Norway says half of new cars now electric or hybrid

March 6, 2017
Somewhat paradoxically, Norway, the biggest oil producer in Western Europe, has adopted a generous policy to encourage the purchase of cleaner vehicles

Norway, which already boasts the world's highest number of electric cars per capita, said Monday that electric or hybrid cars represented half of new registrations in the country so far this year.

"This is a milestone on Norway's road to an electric car fleet," Climate and Environment Minister Vidar Helgesen told AFP.

"And it serves to showcase that green transport policies work," he said in an email.

Sales of accounted for 17.6 percent of new vehicle registrations in January and accounted for 33.8 percent, for a combined 51.4 percent, according to figures from the Road Traffic Information Council (OVF).

In February, those proportions fell slightly but remained high at 15.8 percent and 32 percent, respectively.

Somewhat paradoxically, Norway, the biggest oil producer in Western Europe, has adopted a generous policy to encourage the purchase of cleaner vehicles.

While cars with combustion engines are heavily taxed, electric vehicles are exempt from almost all taxes.

Their owners also benefit from numerous advantages such as free access to toll roads, ferries and parking at public car parks, as well as the possibility of driving in bus lanes.

In December, Norway registered its 100,000th electric car.

Still handicapped by limited range and high prices for larger models like those from Tesla, electric cars also face competition from the growing popularity of hybrids.

Sales of these cars, which combine combustion engines and electric motors, have been boosted by the arrival of improved models and a revision of the Norwegian tax system, with rates that are now based on the level of polluting emissions, rather than engine power.

Norway wants to limit of new vehicles to 85 grams per kilometre by 2020, a goal it has almost achieved: the figure stood at 88 grams in February after 84 grams in January—compared with 133 grams when the decision was taken in 2012.

Explore further: Norway revs electric cars to 100,000 units

Related Stories

Norway to reduce electric car incentives

May 7, 2015

Norway plans to gradually reduce some of the incentives offered to drivers of electric cars, which now account for almost a quarter of the country's new car registrations.

Vroom: Gov't to require hybrid, electric cars to make noise

November 14, 2016

New hybrid and electric cars are required to make noise when traveling at low speeds so that pedestrians, especially those who are blind or have poor eyesight, will hear them coming, under a new rule released Monday by the ...

Recommended for you

Google braces for huge EU fine over Android

July 18, 2018

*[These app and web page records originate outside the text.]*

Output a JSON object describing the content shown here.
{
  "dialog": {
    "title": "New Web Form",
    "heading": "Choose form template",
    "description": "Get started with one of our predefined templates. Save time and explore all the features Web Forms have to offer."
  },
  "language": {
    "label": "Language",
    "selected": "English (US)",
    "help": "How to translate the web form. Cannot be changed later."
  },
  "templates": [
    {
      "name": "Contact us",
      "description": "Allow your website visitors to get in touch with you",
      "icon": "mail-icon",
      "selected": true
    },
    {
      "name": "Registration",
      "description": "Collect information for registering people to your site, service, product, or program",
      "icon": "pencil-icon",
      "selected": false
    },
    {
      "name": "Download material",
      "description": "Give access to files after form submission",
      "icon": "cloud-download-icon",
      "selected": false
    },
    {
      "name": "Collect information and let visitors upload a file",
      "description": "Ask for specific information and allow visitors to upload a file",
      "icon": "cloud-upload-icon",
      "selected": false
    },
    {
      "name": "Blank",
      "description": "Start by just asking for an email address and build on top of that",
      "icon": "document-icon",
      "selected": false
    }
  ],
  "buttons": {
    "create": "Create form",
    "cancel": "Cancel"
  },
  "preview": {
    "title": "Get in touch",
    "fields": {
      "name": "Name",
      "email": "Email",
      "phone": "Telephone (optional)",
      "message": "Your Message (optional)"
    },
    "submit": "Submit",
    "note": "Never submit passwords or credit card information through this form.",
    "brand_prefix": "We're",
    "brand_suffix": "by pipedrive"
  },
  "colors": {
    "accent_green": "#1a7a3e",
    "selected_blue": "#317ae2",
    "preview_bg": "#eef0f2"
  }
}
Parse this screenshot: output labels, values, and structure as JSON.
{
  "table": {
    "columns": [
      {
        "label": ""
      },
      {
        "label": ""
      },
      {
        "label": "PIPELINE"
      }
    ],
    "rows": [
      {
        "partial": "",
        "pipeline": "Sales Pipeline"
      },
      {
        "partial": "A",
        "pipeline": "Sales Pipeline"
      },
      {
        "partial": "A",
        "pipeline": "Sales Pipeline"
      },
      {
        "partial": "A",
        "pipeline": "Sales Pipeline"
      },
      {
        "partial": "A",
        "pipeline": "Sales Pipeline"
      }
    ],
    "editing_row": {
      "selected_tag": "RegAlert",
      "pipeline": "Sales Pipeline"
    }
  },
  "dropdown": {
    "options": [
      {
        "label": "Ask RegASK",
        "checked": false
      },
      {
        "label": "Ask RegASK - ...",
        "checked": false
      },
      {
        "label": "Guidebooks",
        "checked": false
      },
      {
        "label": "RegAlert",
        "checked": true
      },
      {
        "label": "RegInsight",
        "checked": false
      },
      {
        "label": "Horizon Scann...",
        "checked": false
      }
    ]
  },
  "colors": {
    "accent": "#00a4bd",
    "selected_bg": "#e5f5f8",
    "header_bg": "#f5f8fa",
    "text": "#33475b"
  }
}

Google prepared Wednesday to be hit with huge EU fine for freezing out rivals of its Android mobile phone system in a ruling that could spark new tensions between Brussels and Washington.

EU set to fine Google billions over Android: sources

July 17, 2018

The EU is set to fine US internet giant Google several billion euros this week for freezing out rivals of its Android mobile phone system, sources said, in a ruling that risks fresh tensions with Washington.

1 comment

Adjust slider to filter visible comments by rank

Display comments: newest first

gkam
1 / 5 (4) Mar 08, 2017
At what degree of market penetration do the incentives for EVs stop making sense? Somehow we have to pay for road taxes, which now is done through fuels. Do we do that through mileage taxes at the end of the year, or what? Annual registration fees?

There will be a lot of issues to work out, as in all developments.

Please sign in to add a comment. Registration is free, and takes less than a minute. Read more

Click here to reset your password.
Sign in to get notified via email when new comments are made.